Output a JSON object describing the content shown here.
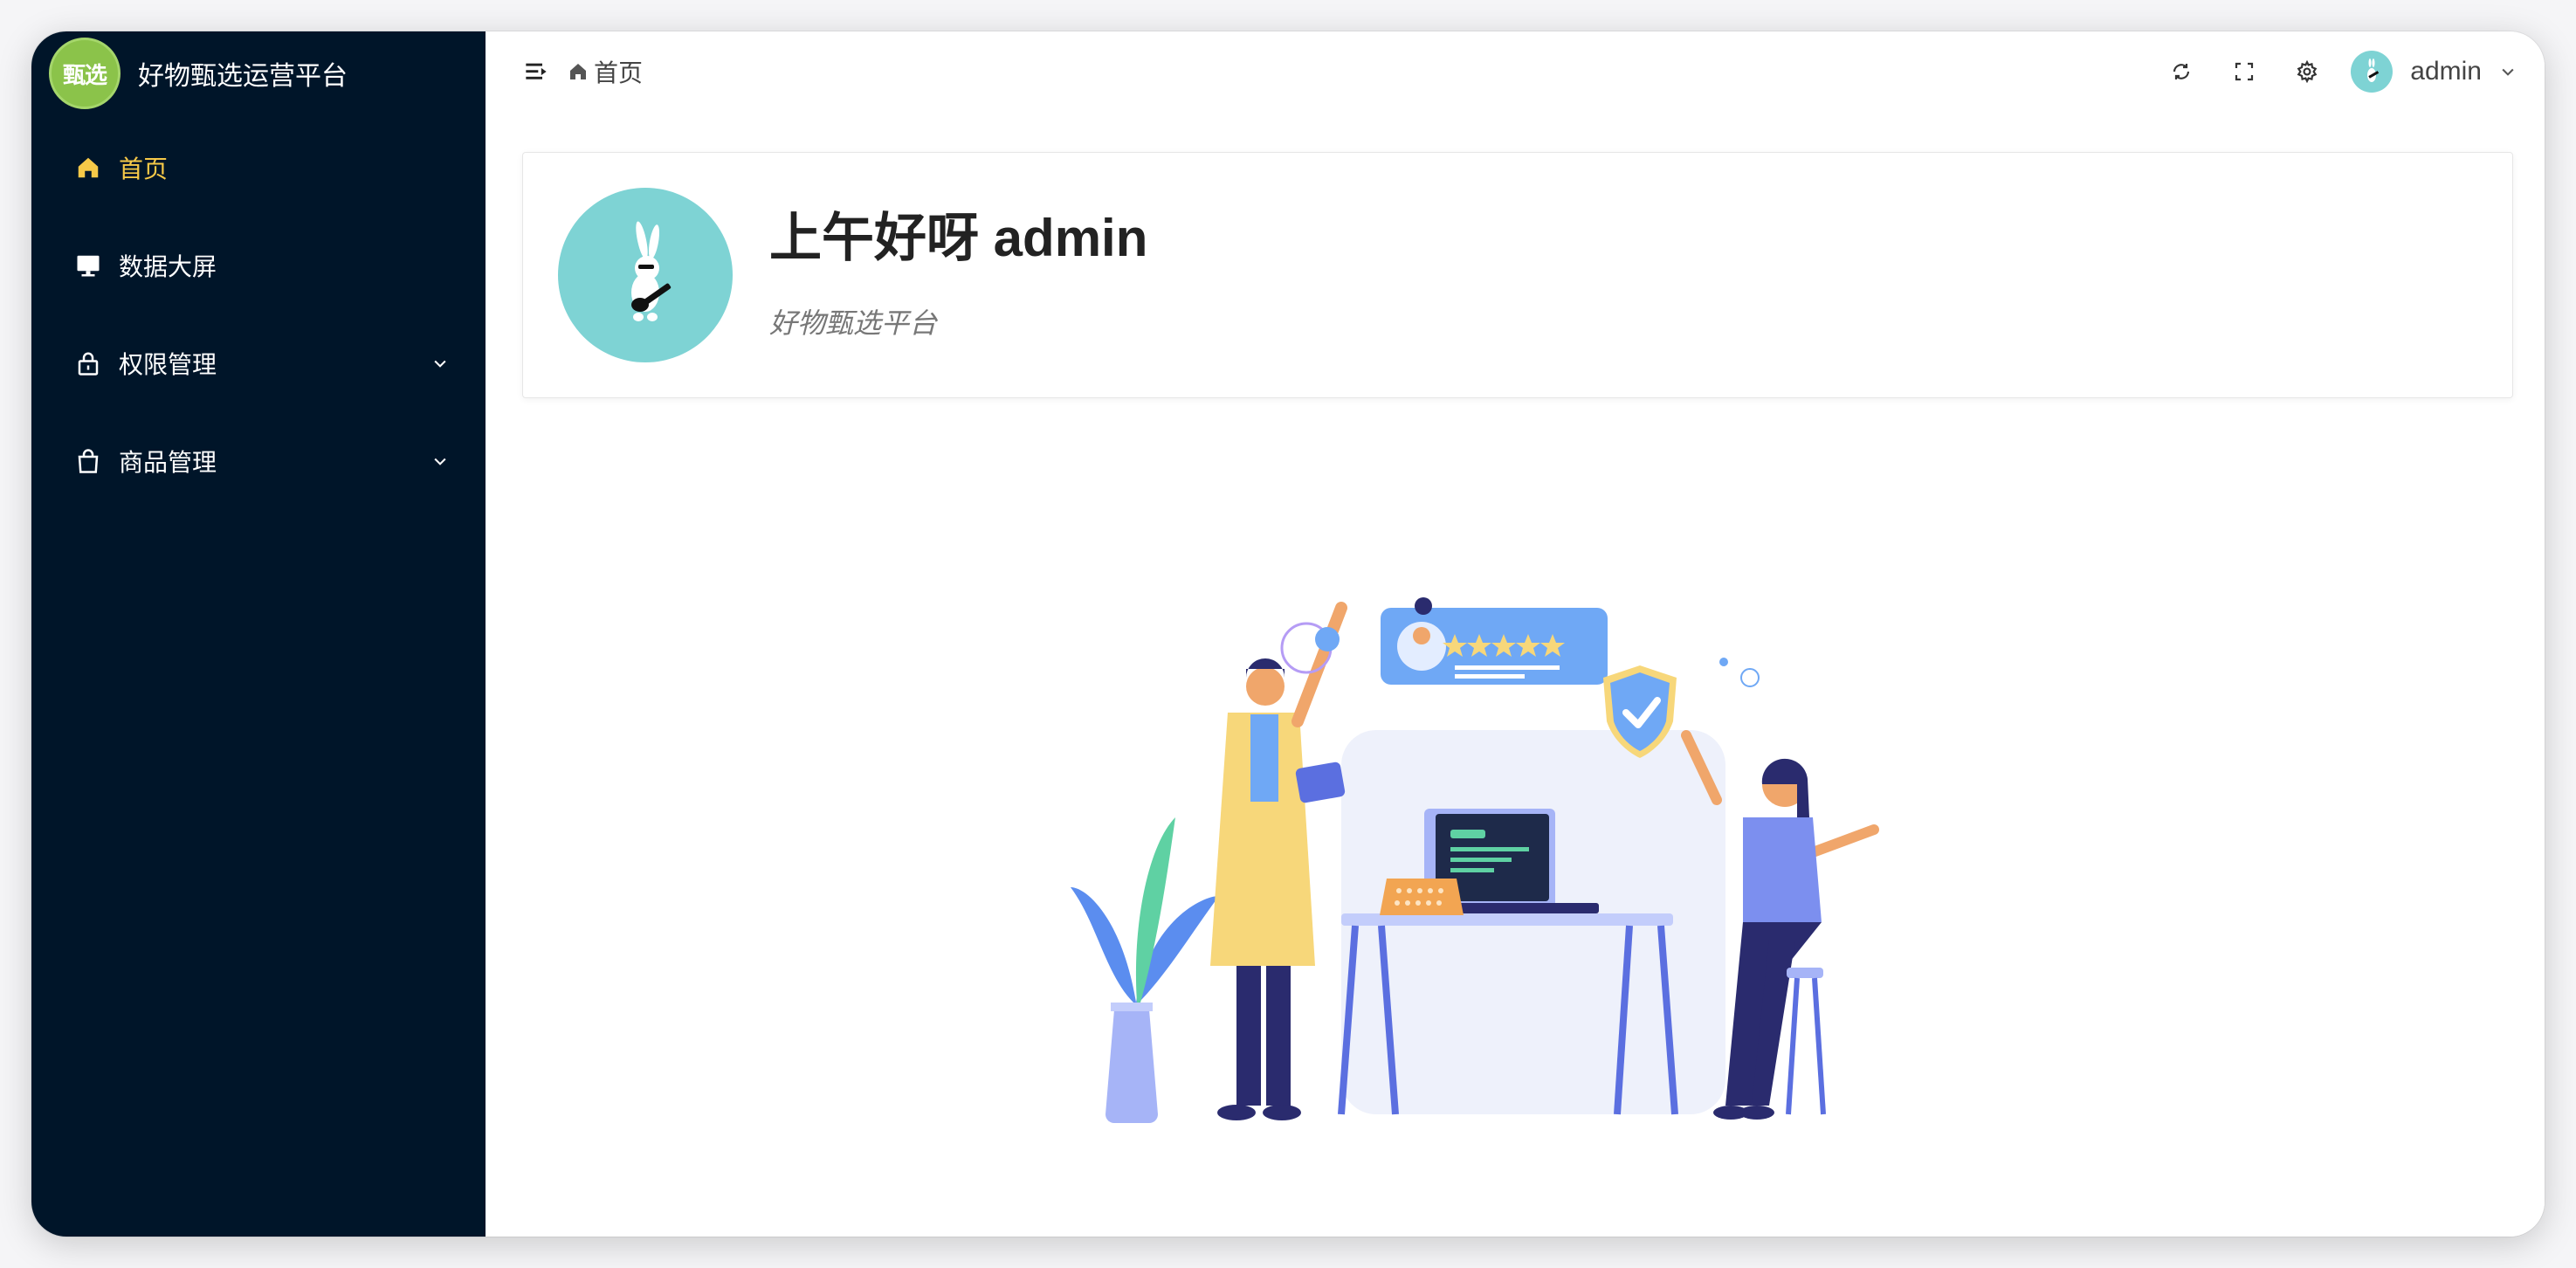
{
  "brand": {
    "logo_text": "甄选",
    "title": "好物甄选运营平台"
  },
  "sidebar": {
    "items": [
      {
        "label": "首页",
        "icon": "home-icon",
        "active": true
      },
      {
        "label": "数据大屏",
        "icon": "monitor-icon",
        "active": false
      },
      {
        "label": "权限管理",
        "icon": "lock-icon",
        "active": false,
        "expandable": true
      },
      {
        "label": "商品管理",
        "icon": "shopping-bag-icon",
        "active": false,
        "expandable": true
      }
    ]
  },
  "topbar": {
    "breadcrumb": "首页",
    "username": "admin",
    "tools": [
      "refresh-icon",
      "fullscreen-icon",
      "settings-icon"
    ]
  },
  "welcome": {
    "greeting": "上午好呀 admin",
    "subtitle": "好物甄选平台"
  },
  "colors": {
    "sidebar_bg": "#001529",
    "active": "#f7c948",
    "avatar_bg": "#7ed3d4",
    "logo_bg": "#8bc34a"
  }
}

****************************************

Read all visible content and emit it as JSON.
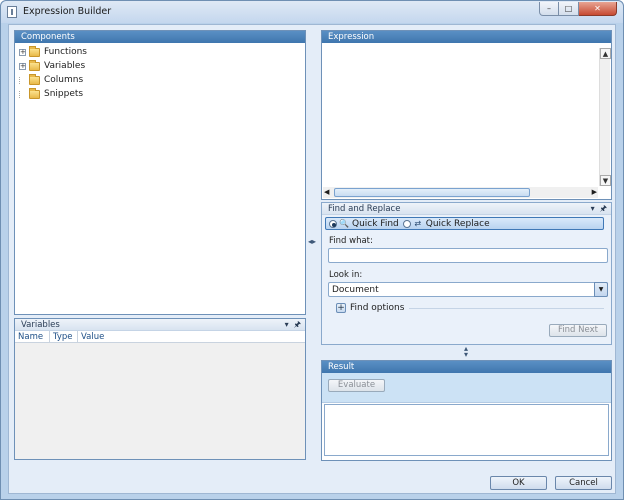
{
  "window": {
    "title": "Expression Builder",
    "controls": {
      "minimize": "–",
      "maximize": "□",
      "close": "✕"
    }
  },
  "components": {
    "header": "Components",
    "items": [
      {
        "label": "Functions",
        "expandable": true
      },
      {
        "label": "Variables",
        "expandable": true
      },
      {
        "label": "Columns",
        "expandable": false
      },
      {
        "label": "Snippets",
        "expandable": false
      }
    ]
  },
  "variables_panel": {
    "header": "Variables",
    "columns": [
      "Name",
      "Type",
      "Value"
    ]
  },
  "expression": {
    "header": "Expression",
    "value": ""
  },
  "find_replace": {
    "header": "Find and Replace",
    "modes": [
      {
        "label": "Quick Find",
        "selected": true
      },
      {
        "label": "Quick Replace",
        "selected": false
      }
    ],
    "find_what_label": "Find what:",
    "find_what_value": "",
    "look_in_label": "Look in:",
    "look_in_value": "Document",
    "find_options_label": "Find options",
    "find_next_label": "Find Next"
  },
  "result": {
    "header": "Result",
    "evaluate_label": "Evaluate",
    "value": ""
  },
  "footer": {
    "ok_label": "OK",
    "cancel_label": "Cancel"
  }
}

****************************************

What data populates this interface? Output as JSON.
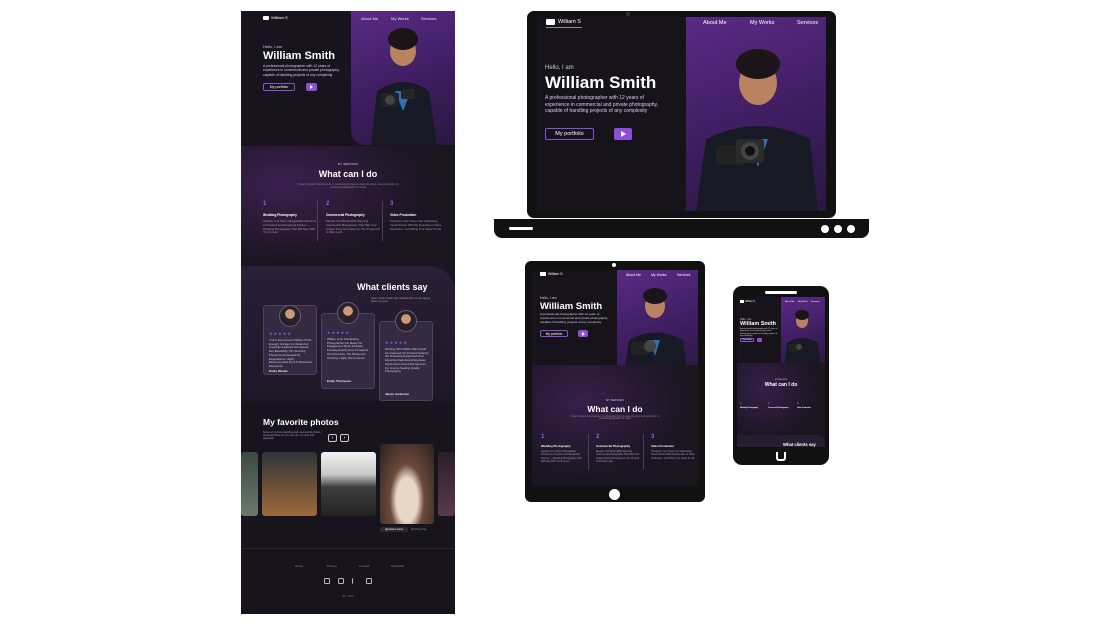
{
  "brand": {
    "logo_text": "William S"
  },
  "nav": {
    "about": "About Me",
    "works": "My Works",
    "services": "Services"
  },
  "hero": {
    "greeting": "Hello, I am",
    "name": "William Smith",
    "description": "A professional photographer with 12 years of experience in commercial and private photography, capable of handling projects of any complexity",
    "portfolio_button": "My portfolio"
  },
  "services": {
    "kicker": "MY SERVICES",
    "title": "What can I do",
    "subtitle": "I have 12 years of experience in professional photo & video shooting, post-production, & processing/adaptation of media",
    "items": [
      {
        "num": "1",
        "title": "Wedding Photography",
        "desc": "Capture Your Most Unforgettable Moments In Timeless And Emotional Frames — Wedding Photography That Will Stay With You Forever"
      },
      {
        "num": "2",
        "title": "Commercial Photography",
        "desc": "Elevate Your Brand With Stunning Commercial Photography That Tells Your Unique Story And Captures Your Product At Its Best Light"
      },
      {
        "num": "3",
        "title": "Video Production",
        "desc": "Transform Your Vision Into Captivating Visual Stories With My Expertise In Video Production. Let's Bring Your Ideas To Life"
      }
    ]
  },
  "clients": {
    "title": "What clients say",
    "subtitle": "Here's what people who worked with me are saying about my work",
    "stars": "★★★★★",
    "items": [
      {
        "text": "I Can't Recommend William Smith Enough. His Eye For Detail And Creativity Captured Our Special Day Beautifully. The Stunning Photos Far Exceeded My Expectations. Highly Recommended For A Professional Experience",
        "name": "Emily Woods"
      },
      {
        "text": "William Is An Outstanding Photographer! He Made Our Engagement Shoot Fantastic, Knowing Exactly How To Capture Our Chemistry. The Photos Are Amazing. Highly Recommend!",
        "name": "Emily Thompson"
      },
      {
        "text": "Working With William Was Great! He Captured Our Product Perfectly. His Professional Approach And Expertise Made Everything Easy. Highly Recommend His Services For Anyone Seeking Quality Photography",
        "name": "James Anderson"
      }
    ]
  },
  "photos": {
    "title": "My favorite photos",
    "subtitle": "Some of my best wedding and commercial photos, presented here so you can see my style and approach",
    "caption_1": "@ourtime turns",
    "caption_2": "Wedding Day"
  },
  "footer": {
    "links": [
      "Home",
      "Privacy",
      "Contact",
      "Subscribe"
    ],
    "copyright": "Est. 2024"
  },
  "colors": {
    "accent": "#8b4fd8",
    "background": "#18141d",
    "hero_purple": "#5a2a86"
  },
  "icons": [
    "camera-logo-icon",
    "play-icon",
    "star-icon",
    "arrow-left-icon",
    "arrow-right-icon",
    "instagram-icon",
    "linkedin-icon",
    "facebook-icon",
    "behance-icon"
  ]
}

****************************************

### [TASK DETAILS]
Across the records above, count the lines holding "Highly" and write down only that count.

### [WRITTEN RESPONSE]
3